Gawker Media’s Sale to Univision Approved as Flagship Closesby
Media company went bankrupt after losing Hogan sex-tape case
Univision’s UniModa has agreed to keep 95% of company staff
A bankruptcy judge approved Gawker Media LLC ’s $135 million asset sale to a unit of Univision Communications Inc. under a deal that will allow most employees to keep their jobs while cutting loose the online media company’s founder, Nick Denton.
The takeover builds on Univision’s push to reach a younger, more diverse audience, while steering clear of the kind of controversy that pushed Gawker into Chapter 11. U.S. Bankruptcy Judge Stuart Bernstein approved the deal at a hearing in Manhattan Thursday.
Univision has agreed to keep 95 percent of New York-based Gawker’s employees on current terms and maintain major agreements, according to court papers. The sale includes the female-oriented Jezebel website and technology site Gizmodo.
Flagship Gawker.com, however, will close down. Denton, who founded the celebrity- and tech-focused family of media properties out of his apartment, won’t make the transition to Univision, he said in a staff memo.
While Gawker.com may, “like Spy Magazine in its day, have a second act,” it will for now be mothballed because of what he described as the campaign against “its editorial ethos and former writers.” No investor or media company wanted Gawker.com, he said.
The trip to the auction block began when Gawker posted excerpts of a sex tape featuring Hulk Hogan.
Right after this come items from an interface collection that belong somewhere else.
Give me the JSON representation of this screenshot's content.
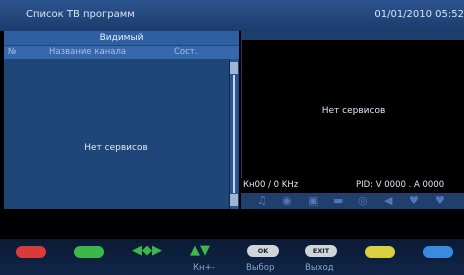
{
  "header": {
    "title": "Список ТВ программ",
    "datetime": "01/01/2010 05:52"
  },
  "channel_list": {
    "title": "Видимый",
    "columns": [
      "№",
      "Название канала",
      "Сост."
    ],
    "empty_text": "Нет сервисов"
  },
  "preview": {
    "empty_text": "Нет сервисов",
    "frequency": "Кн00 / 0 KHz",
    "pid": "PID: V 0000 . A 0000"
  },
  "status_icons": [
    "music-note-icon",
    "lock-icon",
    "cart-icon",
    "car-icon",
    "globe-icon",
    "skip-icon",
    "heart-icon",
    "heart-icon"
  ],
  "keybar": {
    "colors": {
      "red": "#d93a3a",
      "green": "#3bb84a",
      "yellow": "#d8d040",
      "blue": "#3a8be0"
    },
    "ok_label": "OK",
    "exit_label": "EXIT",
    "chan_label": "Кн+-",
    "select_label": "Выбор",
    "exit_action_label": "Выход"
  }
}
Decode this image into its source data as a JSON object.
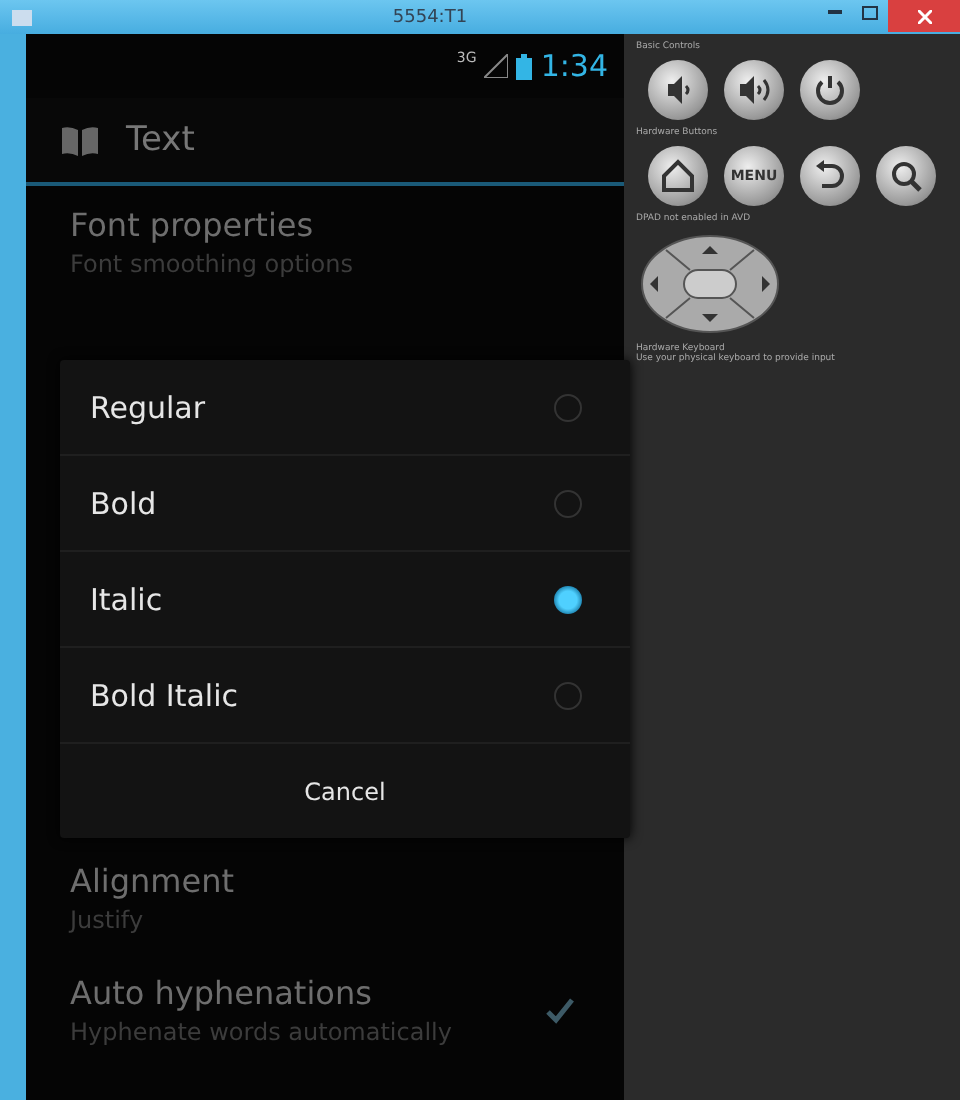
{
  "window": {
    "title": "5554:T1"
  },
  "status_bar": {
    "network": "3G",
    "time": "1:34"
  },
  "action_bar": {
    "title": "Text"
  },
  "preferences": [
    {
      "title": "Font properties",
      "summary": "Font smoothing options",
      "kind": "plain"
    },
    {
      "title": "Alignment",
      "summary": "Justify",
      "kind": "plain"
    },
    {
      "title": "Auto hyphenations",
      "summary": "Hyphenate words automatically",
      "kind": "checkbox",
      "checked": true
    }
  ],
  "dialog": {
    "options": [
      {
        "label": "Regular",
        "selected": false
      },
      {
        "label": "Bold",
        "selected": false
      },
      {
        "label": "Italic",
        "selected": true
      },
      {
        "label": "Bold Italic",
        "selected": false
      }
    ],
    "cancel": "Cancel"
  },
  "emulator_panel": {
    "basic_controls_label": "Basic Controls",
    "basic_controls": [
      {
        "kind": "volume-down"
      },
      {
        "kind": "volume-up"
      },
      {
        "kind": "power"
      }
    ],
    "hardware_buttons_label": "Hardware Buttons",
    "hardware_buttons": [
      {
        "kind": "home"
      },
      {
        "kind": "menu",
        "label": "MENU"
      },
      {
        "kind": "back"
      },
      {
        "kind": "search"
      }
    ],
    "dpad_label": "DPAD not enabled in AVD",
    "keyboard_label": "Hardware Keyboard",
    "keyboard_hint": "Use your physical keyboard to provide input"
  }
}
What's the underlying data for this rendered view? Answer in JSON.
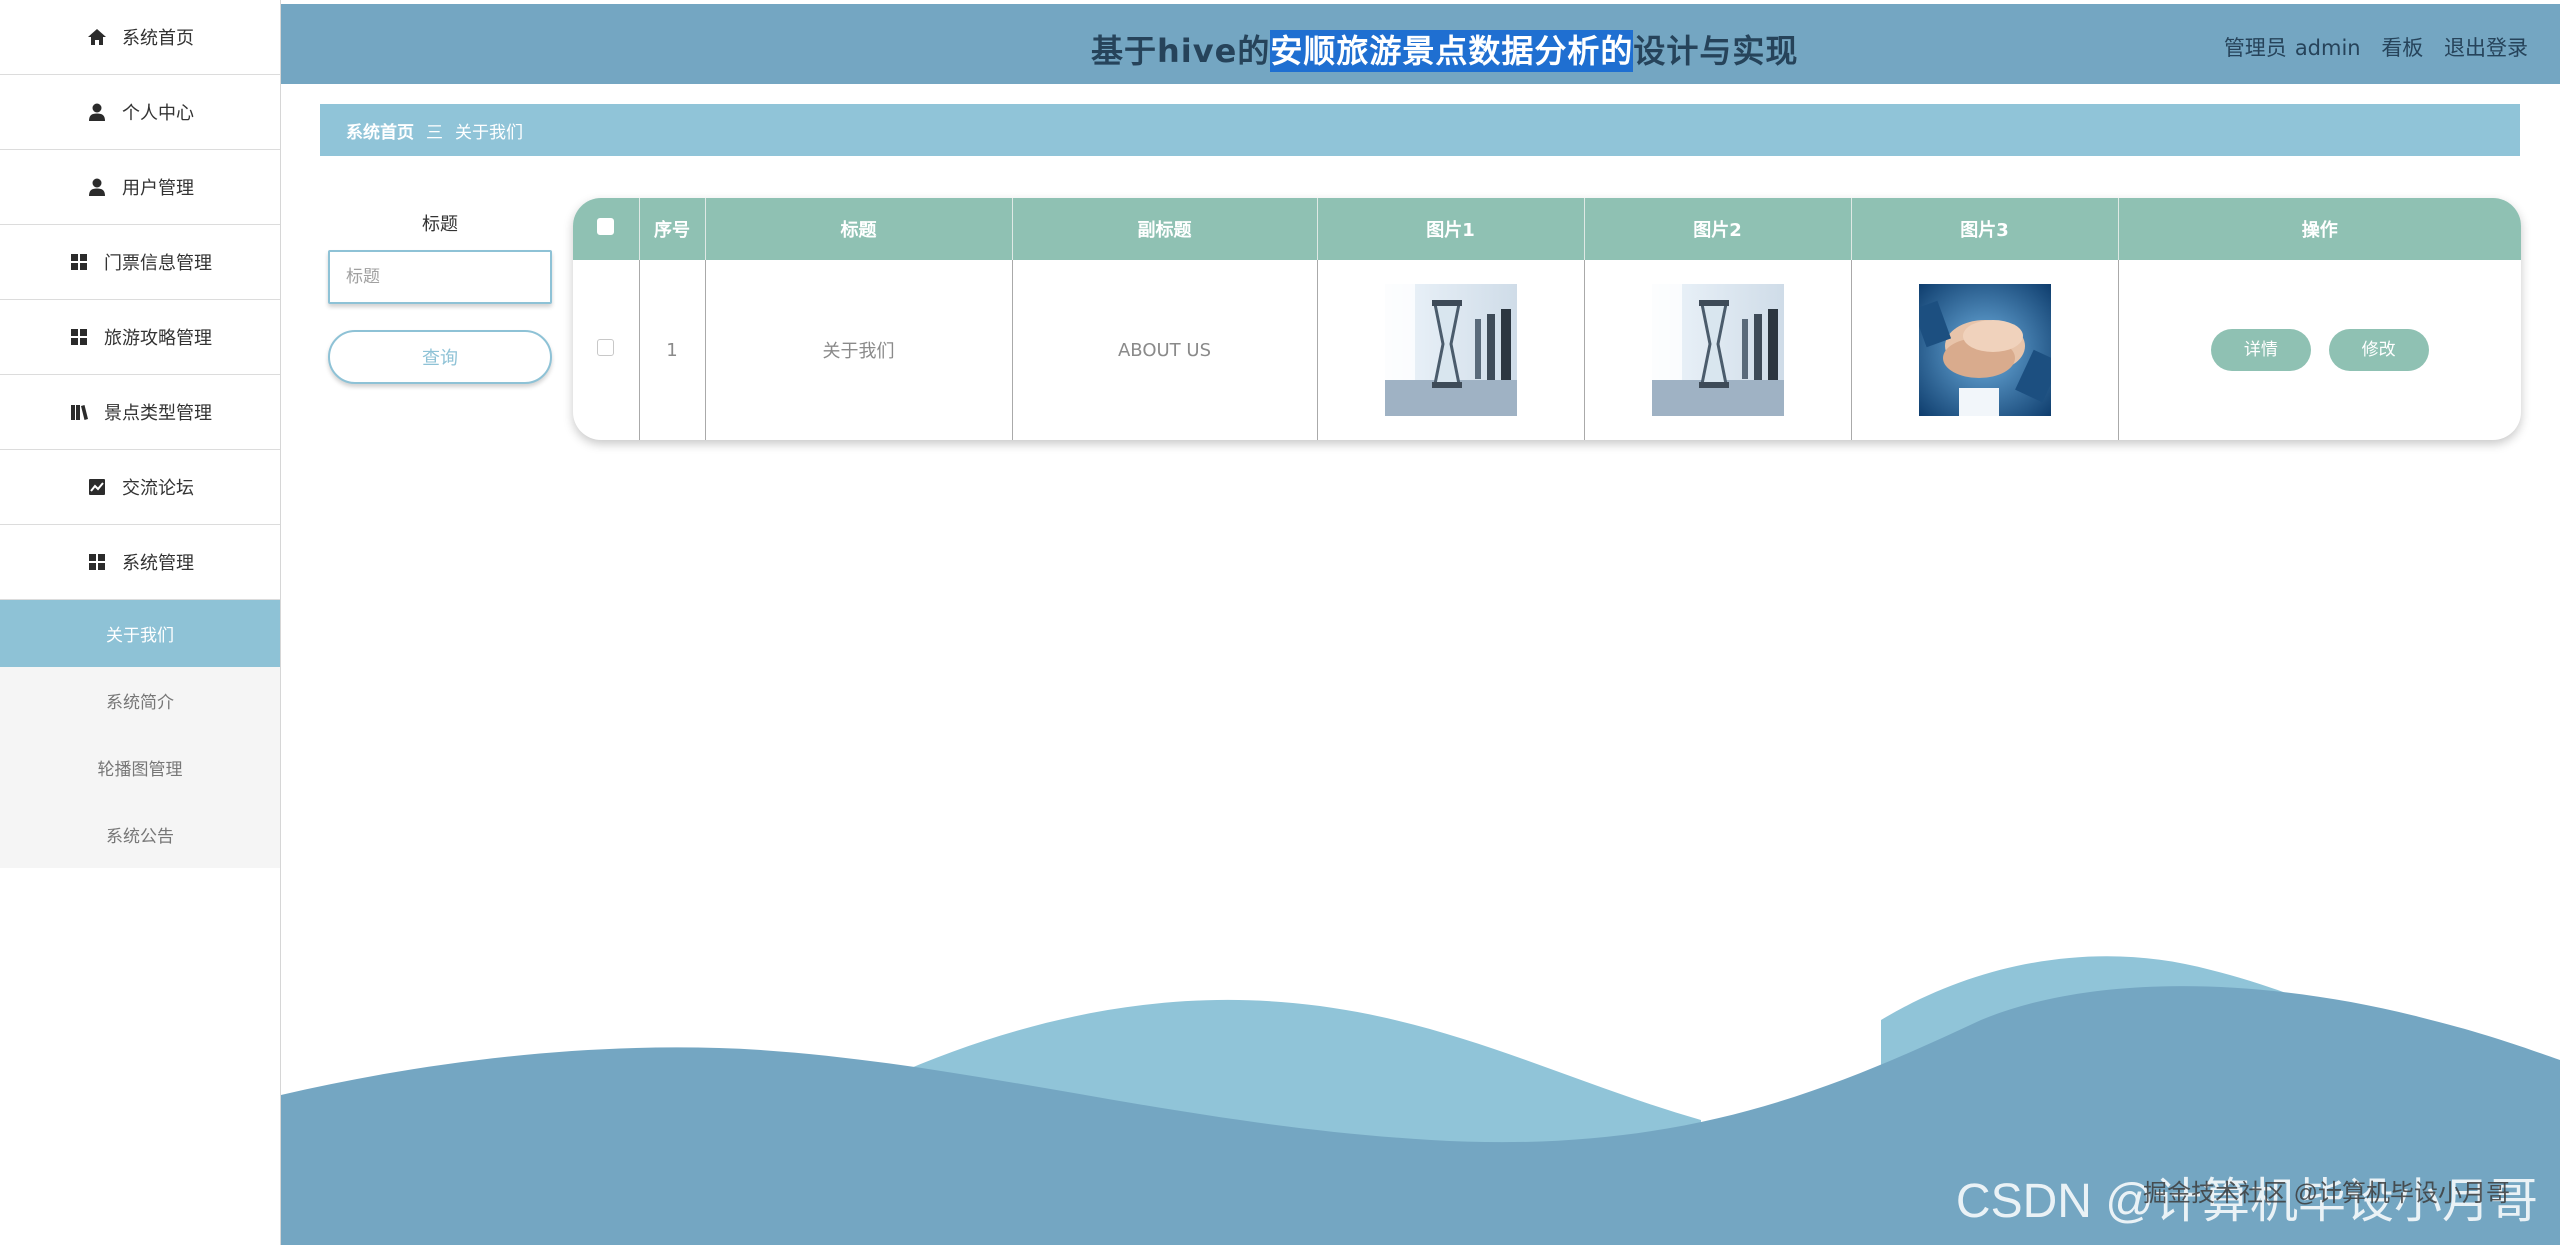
{
  "header": {
    "title_prefix": "基于hive的",
    "title_selected": "安顺旅游景点数据分析的",
    "title_suffix": "设计与实现",
    "user_role": "管理员",
    "username": "admin",
    "dashboard": "看板",
    "logout": "退出登录"
  },
  "sidebar": {
    "items": [
      {
        "label": "系统首页",
        "icon": "home-icon"
      },
      {
        "label": "个人中心",
        "icon": "user-icon"
      },
      {
        "label": "用户管理",
        "icon": "user-icon"
      },
      {
        "label": "门票信息管理",
        "icon": "grid-icon"
      },
      {
        "label": "旅游攻略管理",
        "icon": "grid-icon"
      },
      {
        "label": "景点类型管理",
        "icon": "library-icon"
      },
      {
        "label": "交流论坛",
        "icon": "chart-icon"
      },
      {
        "label": "系统管理",
        "icon": "grid-icon"
      }
    ],
    "sub_items": [
      {
        "label": "关于我们",
        "active": true
      },
      {
        "label": "系统简介",
        "active": false
      },
      {
        "label": "轮播图管理",
        "active": false
      },
      {
        "label": "系统公告",
        "active": false
      }
    ]
  },
  "breadcrumb": {
    "home": "系统首页",
    "separator": "三",
    "current": "关于我们"
  },
  "search": {
    "label": "标题",
    "placeholder": "标题",
    "value": "",
    "button": "查询"
  },
  "table": {
    "columns": [
      "序号",
      "标题",
      "副标题",
      "图片1",
      "图片2",
      "图片3",
      "操作"
    ],
    "rows": [
      {
        "index": "1",
        "title": "关于我们",
        "subtitle": "ABOUT US",
        "image1": "hourglass-office-image",
        "image2": "hourglass-office-image",
        "image3": "stacked-hands-image",
        "actions": [
          "详情",
          "修改"
        ]
      }
    ]
  },
  "watermark": {
    "main": "CSDN @计算机毕设小月哥",
    "overlay": "掘金技术社区 @计算机毕设小月哥"
  },
  "colors": {
    "header_bg": "#74a6c2",
    "breadcrumb_bg": "#90c4d8",
    "table_header_bg": "#8fc1b3",
    "active_sub_bg": "#8ec2d6",
    "wave_dark": "#74a6c2",
    "wave_light": "#90c4d8"
  }
}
The former pro wrestler sued for invasion of privacy in Florida state court -- with financial help from Peter Thiel, the PayPal co-founder and outspoken critic of Denton’s company. Hogan won a $140 million verdict, driving Gawker into Chapter 11 in June. Denton, who was also liable for the verdict, filed for personal bankruptcy this month.
With a lead offer of $90 million from Ziff Davis, Gawker’s assets went up for auction this week. Univision’s UniModa LLC was the highest bidder. Bernstein said he would approve the deal subject to minor changes in the sale agreement.
The sites will complement New York-based Univision’s digital properties. In January, the largest U.S. Spanish-language broadcaster made a minority investment in the owner of the satirical website the Onion. Univision has also acquired the Root, a digital magazine of African-American news and culture.
The Gawker properties, which reach almost 50 million readers a month, will join a part of Univision “that serves the young, diverse audiences that make up the rising American mainstream,” and help it reach 96 million readers overall, the company said in a statement Thursday.
In court Thursday, lawyers told Bernstein that after the sale closes, probably around Sept. 9, the stay that halted proceedings in Hogan’s lawsuit will be lifted. Gawker and Denton have appealed the privacy verdict, but the Florida court said Hogan can try to collect his damages while that appeal is pending. The only thing holding him back for now is the federal law that freezes litigation against bankrupt companies.
Whether creditors can get anything beyond the $135 million in sale proceeds will be determined in a “second phase” of the bankruptcy case, Gawker attorney Gregg Galardi said in court.
According to Gawker, Thiel has had it in for the company since 2007, when it outed him as gay. Thiel, who sits on the board of Facebook Inc., has since publicly acknowledged that he’s gay and called Gawker’s now-defunct blog Valleywag the “Silicon Valley equivalent of al-Qaeda.”
And he’s not backing down from Hogan’s cause.
“I am proud to have contributed financial support to his case. I will support him until his final victory,” Thiel wrote in a New York Times opinion piece Aug. 15. “I would gladly support someone else in the same position.”
For his part, Denton said that he plans to work to make the web a forum for the open exchange of ideas and information but will stay out of the news and gossip business.
The company’s bankruptcy is In re Gawker Media LLC, 16-11700, U.S. Bankruptcy Court, Southern District of New York (Manhattan). The personal bankruptcy case is In re Nicholas G.A. Denton, 16-12239, in the same court.